Yet another interpretation is that Musharraf has taken some independent and bold decisions that have displeased the US, and one way to get him back in line is to rattle him by supporting “democratic forces” in this crisis. An example of a relatively independent decision the general has taken is to grant administration and operation of the newly constructed Gwadar port (between Karachi andBandar Abbas, Iran) to a Singaporean firm in which the Chinese government has minor interest, rather than to a Dubai-based firm under the US’s influence. On energy matters, the general has also stated that Pakistan will definitely like to go ahead with the $7-billion Iran-Pakistan-India (IPI) gas-pipeline project even if India pulls out of it. This goes against the US’s stated preference for the rest of the world to not cooperate with Iran because of its defiance on nuclear matters.

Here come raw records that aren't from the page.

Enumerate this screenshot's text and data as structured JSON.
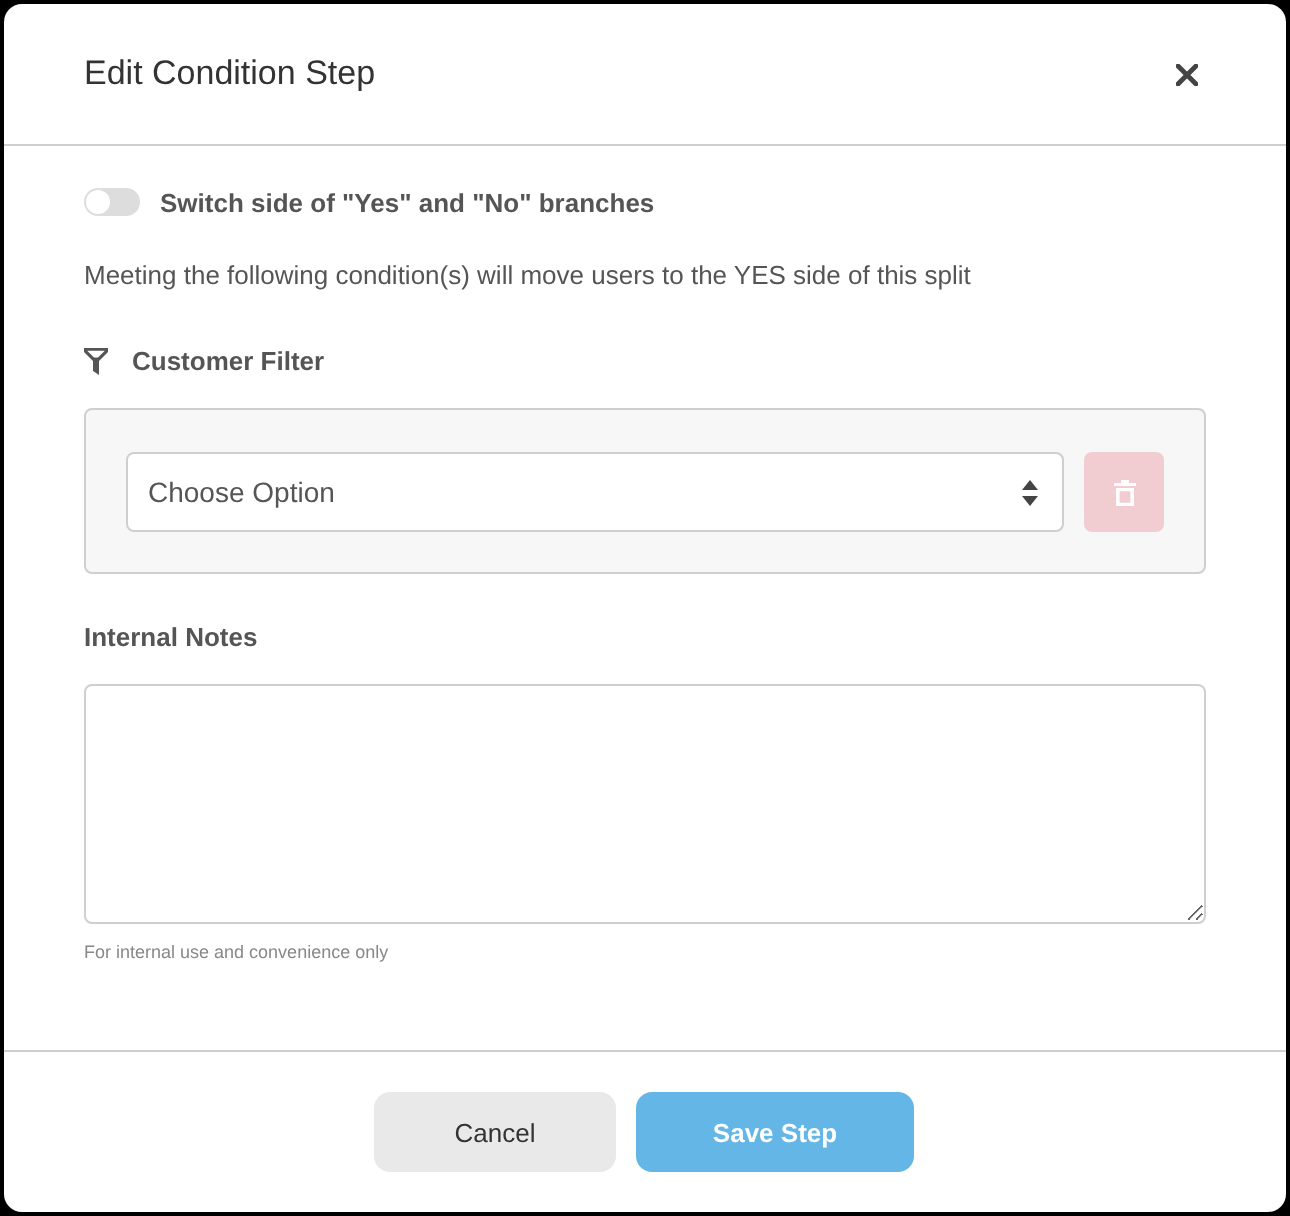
{
  "dialog": {
    "title": "Edit Condition Step"
  },
  "switch_branches": {
    "label": "Switch side of \"Yes\" and \"No\" branches",
    "on": false
  },
  "description": "Meeting the following condition(s) will move users to the YES side of this split",
  "filter": {
    "heading": "Customer Filter",
    "select": {
      "placeholder": "Choose Option"
    },
    "delete_button": {
      "disabled": true
    }
  },
  "notes": {
    "label": "Internal Notes",
    "hint": "For internal use and convenience only"
  },
  "buttons": [
    {
      "label": "Cancel",
      "kind": "secondary"
    },
    {
      "label": "Save Step",
      "kind": "primary"
    }
  ]
}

It is also possible to view the current crisis in light of US and European pressure on Pakistan to “do more” in support of US and NATO forces in Afghanistan. This crisis may be meant to divert attention from serious fighting that erupted without warning on March 20 in South Waziristan, where “tribal people”, accused for years by the US and Pakistani governments of supporting and harbouring foreign fighters, abruptly turned on their foreign brothers, killing and injuring hundreds according to government reports. Musharraf’s government has not hidden its satisfaction at the renewed fighting. In fact, it appears that at US insistence Pakistani security forces and agencies have launched a strong attack on foreign fighters, using heavy artillery and helicopters and taking their injured to Combined Military Hospitals. They did it before, when the Taliban movement was formed, organised and equipped with arms in 1994-96, when regular security agencies fought as “local tribesmen” on behalf of the Taliban.
Meanwhile, on the judicial front, Justice Rana Bhagwandas has been sworn in as acting chief justice. Due to his sudden return from “vacation” the Supreme Judicial Council will have to be reconstituted; its hearing of the presidential reference has been deferred until April 3. Although the lawyers vow to continue their protests and marches, the government has also relaxed restrictions on the “suspended” chief justice. “To test the government’s claim that the non-functional chief justice is a free man, Justice Chaudhry has accepted the invitation to address the Rawalpindi High Court Bar Association on March 28 and the Peshawar High Court Bar Association on March 30,” announced Supreme Court Bar Association President Munir A. Malik on March 21. Only time will tell what will happen then.
However, no one, not even Islamic political parties and their leaders, analyses the current crisis from an Islamic-movement perspective, nor suggests what key concepts are crucial to understanding it, nor understands and explains how Pakistani society has reached such a state that all solutions to problems are sought only through western perspectives. It is important to analyse the problem of domestic illegitimacy and its connection with international imperialism. It is also necessary to specify the responsibilities and goals of the Islamic movement, and how to achieve them. All this needs to be analysed and discussed in great depth and detail if the Islamic movement in Pakistan is to break through its stagnation and set out on a path towards significant achievements.